  30. I have to admit, as a professional Graphic Designer, I hate when people tell me there are fonts I should or do need. That is completely opinionated and based on the tyoe of work you do. If all your work is meant to feel hand done this list is completely inappropriate.

    Don’t get me wrong this is a great list of some classic fonts that have been used for a long time. I have used many of them myself at one point or another. But there are a lot of other great classics that aren’t on here. Things like Univers and Eurostile. Or serifs like Bookman.

    Pick your typefaces by what’s appropriate for you and your project.

  31. You’re right, Grant, and since publishing this blog post I feel my choice of topics has improved. Lists can be incredibly subjective, and although this was never aimed at professional graphic designers (but rather aspiring ones) I wouldn’t re-publish it today.

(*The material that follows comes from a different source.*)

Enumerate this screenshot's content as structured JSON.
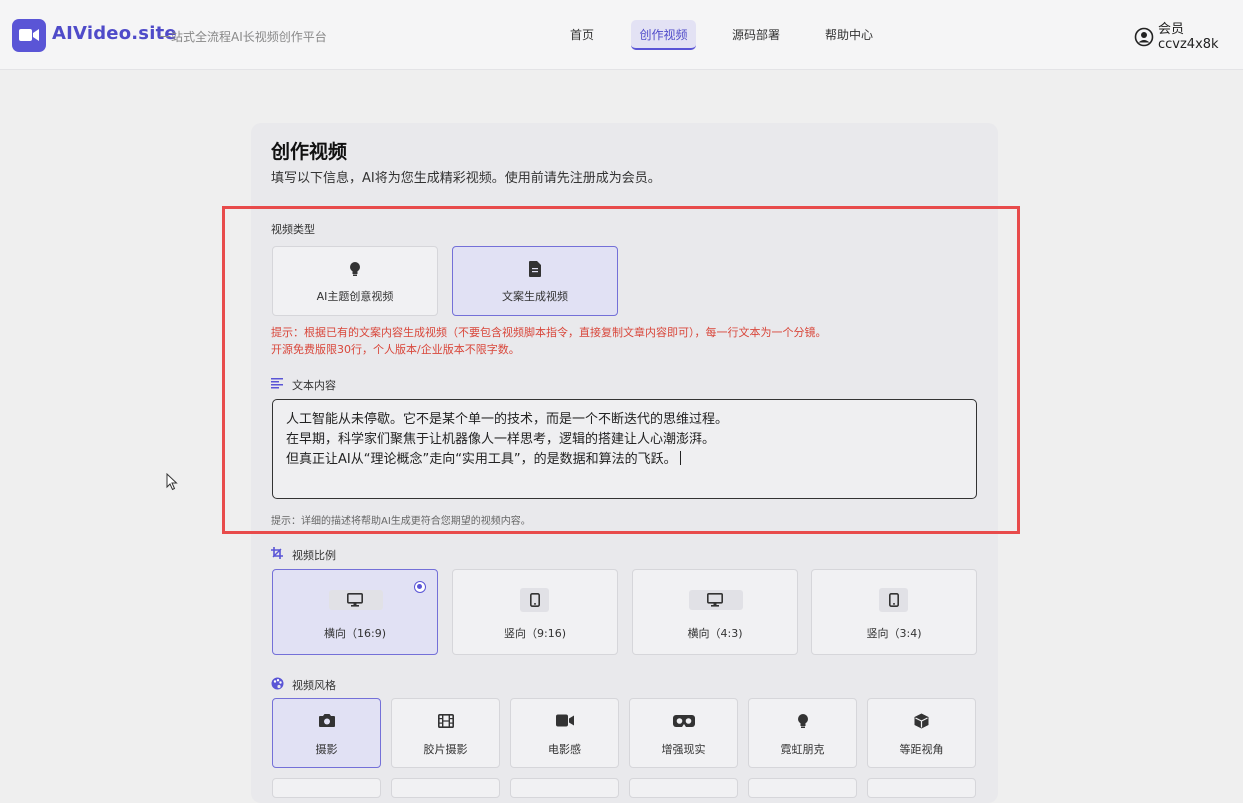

  32. Great info for those of us who venture into the unknown graphic design waters on rare occasions. Your suggestions are very helpful in creating professional looking results just by the font chosen for new brochures. I know I’ll be paying a lot more attention to font when designing future printing projects.

  33. Great list! Everything else can be right on a design but the wrong font can let the air out.

    I’m a big fan of Futura. Love that font for everything from body copy to logos. In a word… Versatile.

    Trajan Pro is my go-to for elegance in sub-heads or logos. It just hits the spot.

Leave a Reply

Your email address will not be published. Required fields are marked *